Wat Sanam Kai was situated off the city island in the northern area of Ayutthaya in the Lum Phli Sub-district, Ban Sanam Kai, Mu 4. The monastery stood once on the right bank of the old Lopburi River.

In situ is a brick mound with the remains of a large Buddha image. The image was excavated and installed on the brick mound. Remnants of broken roof tiles can be found all over the area. One of the many temple ruins around Ayutthaya was broken down to its foundations by the local people in the 1950s and early 1960s to sell the remaining bricks for construction work in Bangkok.

Its historical background and construction period are unknown, although a “Kai Monastery” is mentioned in the Royal Chronicles.
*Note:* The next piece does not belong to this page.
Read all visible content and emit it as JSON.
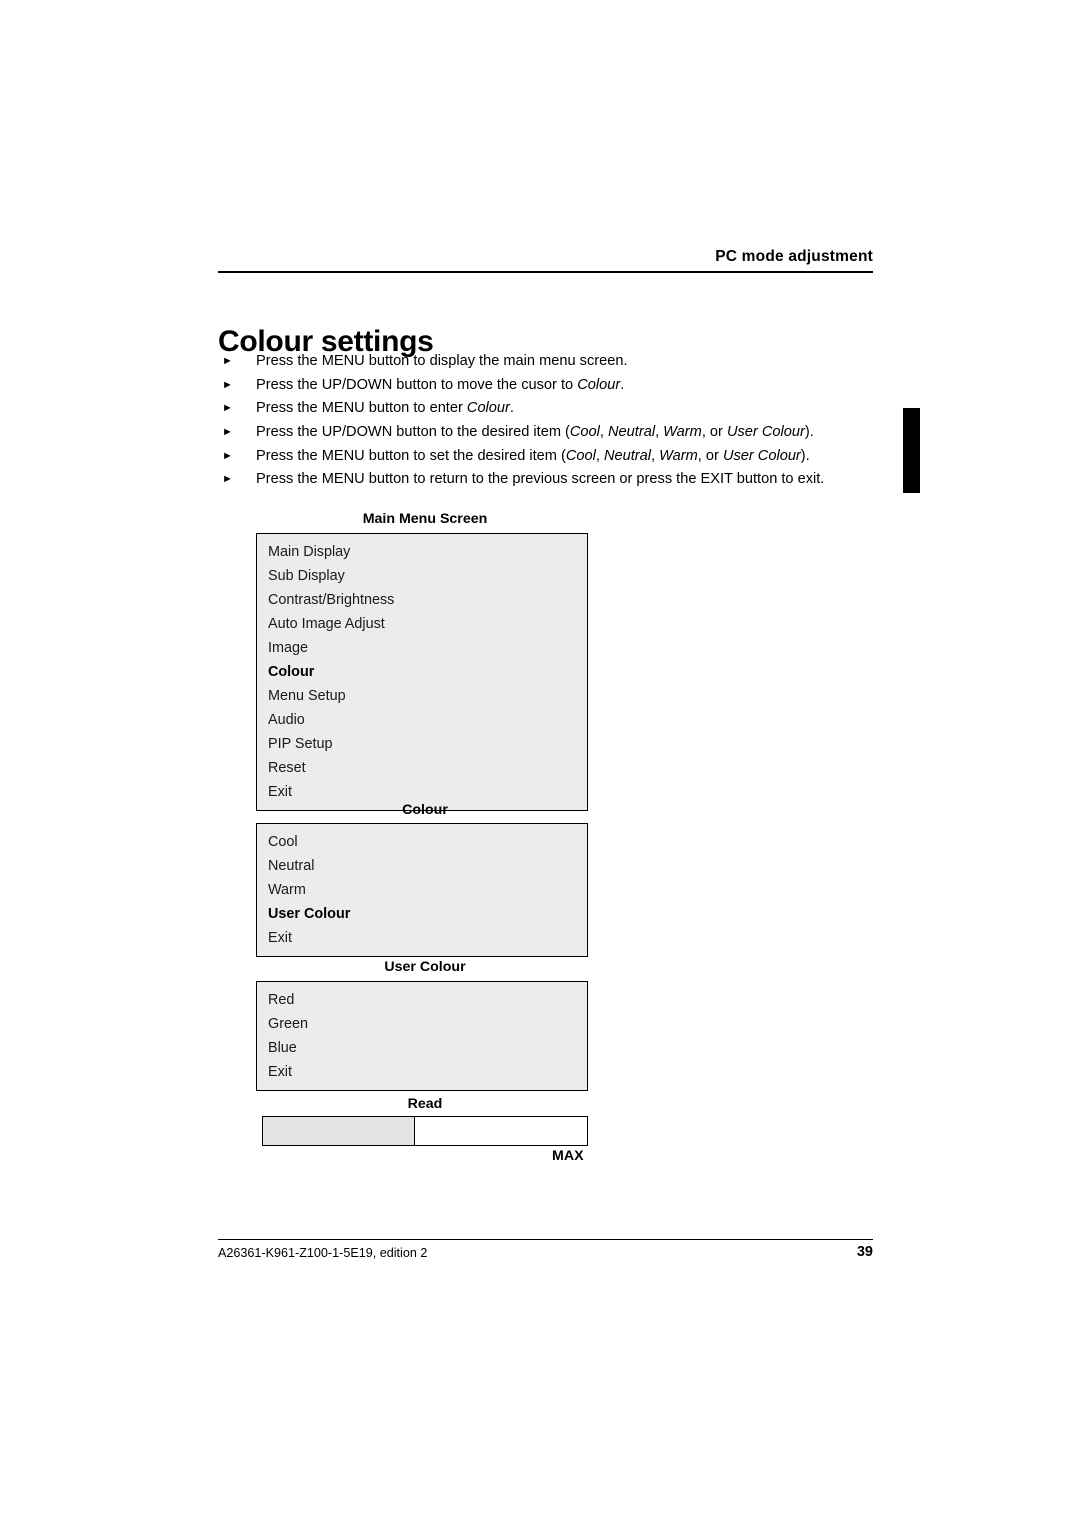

The chronicles recall that in 1560 CE, during the reign of King Chakkraphat (1548-1568 CE), the king came to this municipality to corral fifty elephants. One of these was a white elephant with a calf. The possession of a white elephant was considered an auspicious omen for the King’s reign.

"In 922, a year of the monkey, the King went to corral elephants in the Municipality of Kai Monastery and captured fifty males and females. Furthermore, on Saturday, the eighth day of the waning moon of the twelfth month, a white elephant, whose eyes were not albino, and a calf attached to it were taken." [1]

The site is not indicated on Fine Arts Department maps nor Phraya Boran Rachathanin's map of 1926 CE.

Wat Sanam Kai is in geographical coordinates: 14° 23' 8.94" N, 100° 32' 53.43" E.


(1) Sanam = Field (Rang)kai = Body.


[1] Cushman, Richard D. & Wyatt, David K. (2006). The Royal Chronicles of Ayutthaya. Bangkok: The Siam Society. p. 31.